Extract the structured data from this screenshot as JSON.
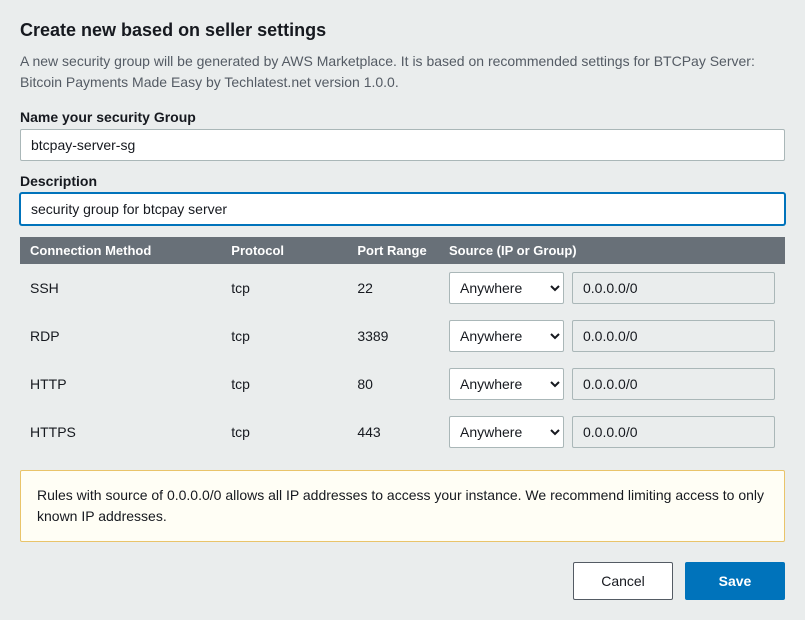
{
  "heading": "Create new based on seller settings",
  "subtext": "A new security group will be generated by AWS Marketplace. It is based on recommended settings for BTCPay Server: Bitcoin Payments Made Easy by Techlatest.net version 1.0.0.",
  "nameField": {
    "label": "Name your security Group",
    "value": "btcpay-server-sg"
  },
  "descriptionField": {
    "label": "Description",
    "value": "security group for btcpay server"
  },
  "table": {
    "headers": {
      "connection": "Connection Method",
      "protocol": "Protocol",
      "portRange": "Port Range",
      "source": "Source (IP or Group)"
    },
    "sourceOption": "Anywhere",
    "rows": [
      {
        "connection": "SSH",
        "protocol": "tcp",
        "port": "22",
        "sourceSel": "Anywhere",
        "sourceVal": "0.0.0.0/0"
      },
      {
        "connection": "RDP",
        "protocol": "tcp",
        "port": "3389",
        "sourceSel": "Anywhere",
        "sourceVal": "0.0.0.0/0"
      },
      {
        "connection": "HTTP",
        "protocol": "tcp",
        "port": "80",
        "sourceSel": "Anywhere",
        "sourceVal": "0.0.0.0/0"
      },
      {
        "connection": "HTTPS",
        "protocol": "tcp",
        "port": "443",
        "sourceSel": "Anywhere",
        "sourceVal": "0.0.0.0/0"
      }
    ]
  },
  "warning": "Rules with source of 0.0.0.0/0 allows all IP addresses to access your instance. We recommend limiting access to only known IP addresses.",
  "buttons": {
    "cancel": "Cancel",
    "save": "Save"
  }
}
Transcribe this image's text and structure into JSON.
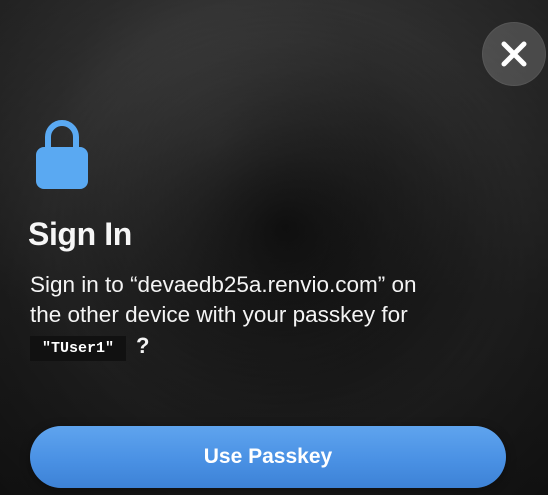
{
  "dialog": {
    "title": "Sign In",
    "message_line1": "Sign in to “devaedb25a.renvio.com” on",
    "message_line2": "the other device with your passkey for",
    "username": "\"TUser1\"",
    "question": "?",
    "primary_button_label": "Use Passkey"
  },
  "icons": {
    "close": "close-icon",
    "lock": "lock-icon"
  },
  "colors": {
    "accent_blue": "#4a91e4",
    "lock_blue": "#5aa9f2",
    "text_white": "#f4f4f4",
    "close_circle": "rgba(210,210,210,0.22)"
  }
}
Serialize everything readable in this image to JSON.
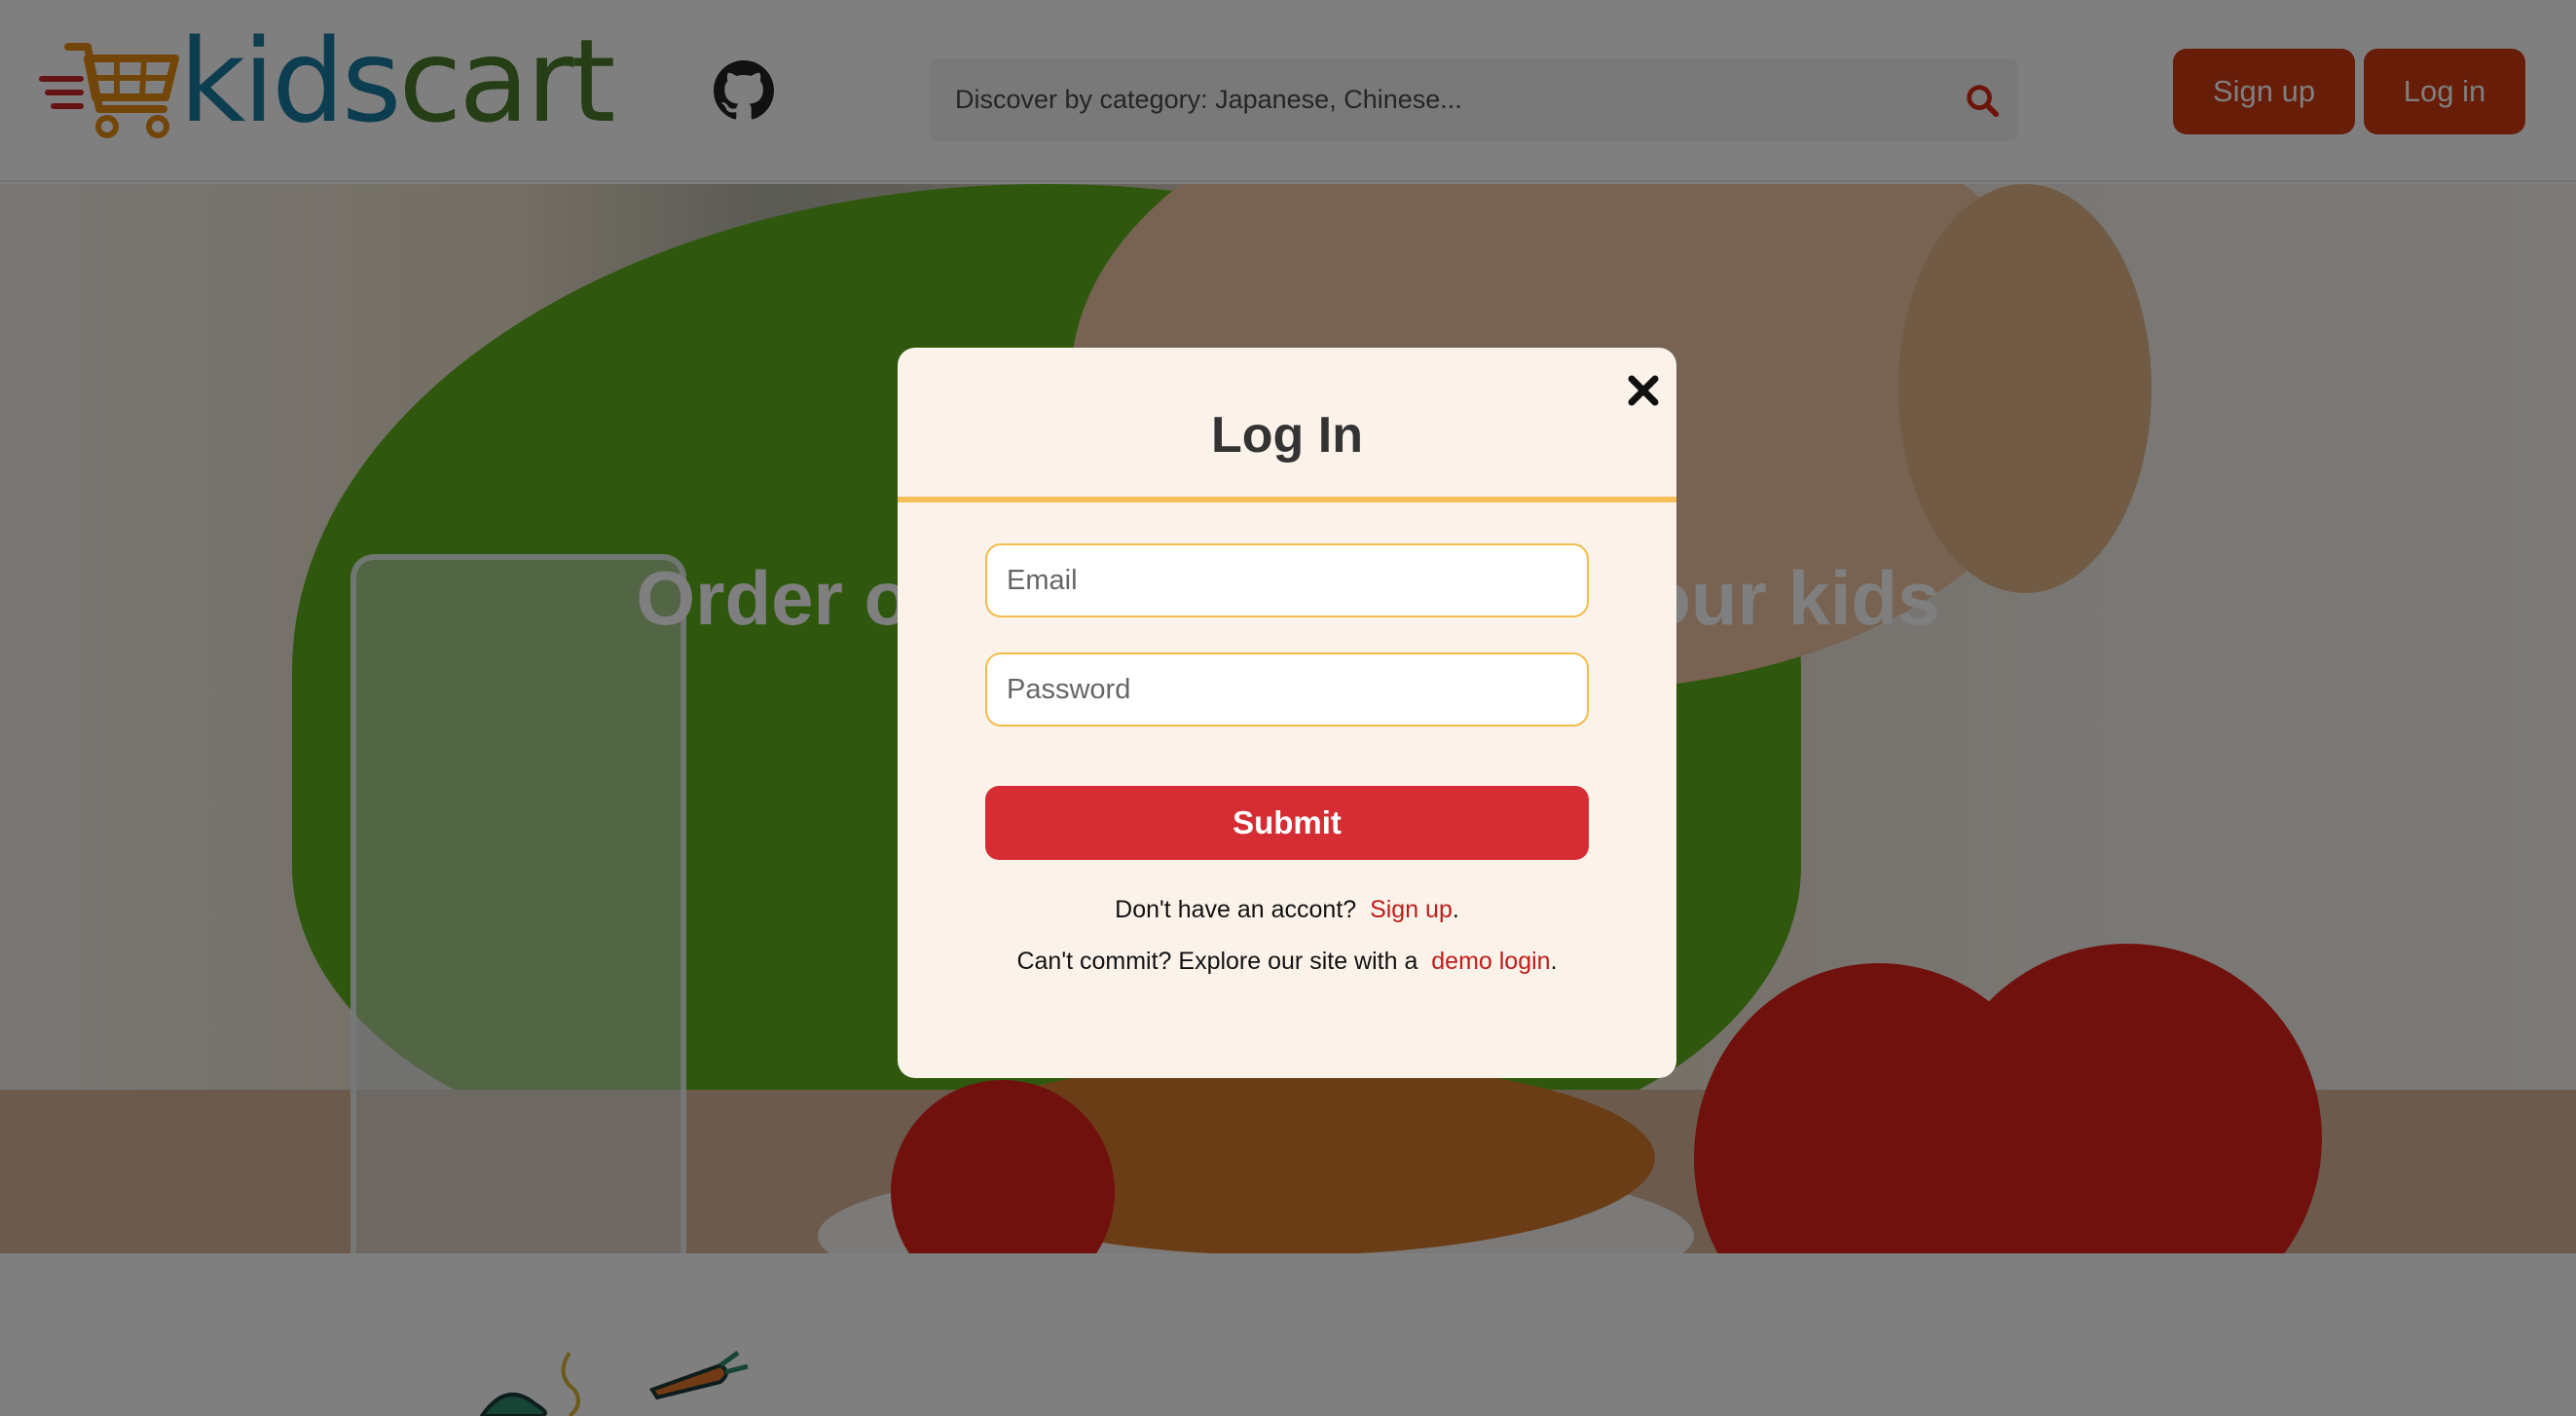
{
  "header": {
    "logo": {
      "text_part1": "kids",
      "text_part2": "cart",
      "color1": "#1b7aa0",
      "color2": "#4b7c2a",
      "cart_color": "#e58a12",
      "lines_color": "#c8282a"
    },
    "github_icon": "github-icon",
    "search": {
      "placeholder": "Discover by category: Japanese, Chinese...",
      "icon": "search-icon",
      "icon_color": "#d62a14"
    },
    "signup_label": "Sign up",
    "login_label": "Log in",
    "button_color": "#cf3a10"
  },
  "hero": {
    "headline": "Order our healthy food for your kids"
  },
  "modal": {
    "title": "Log In",
    "close_icon": "close-icon",
    "email_placeholder": "Email",
    "password_placeholder": "Password",
    "submit_label": "Submit",
    "no_account_text": "Don't have an accont?",
    "signup_link": "Sign up",
    "period": ".",
    "demo_text": "Can't commit? Explore our site with a",
    "demo_link": "demo login",
    "submit_color": "#d62d34",
    "accent_color": "#f7bd57"
  }
}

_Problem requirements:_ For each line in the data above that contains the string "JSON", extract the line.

_Result for this exercise:_
Extract the structured data from this screenshot as JSON.
Transcribe this image's text and structure into JSON.
Serialize everything readable in this image to JSON.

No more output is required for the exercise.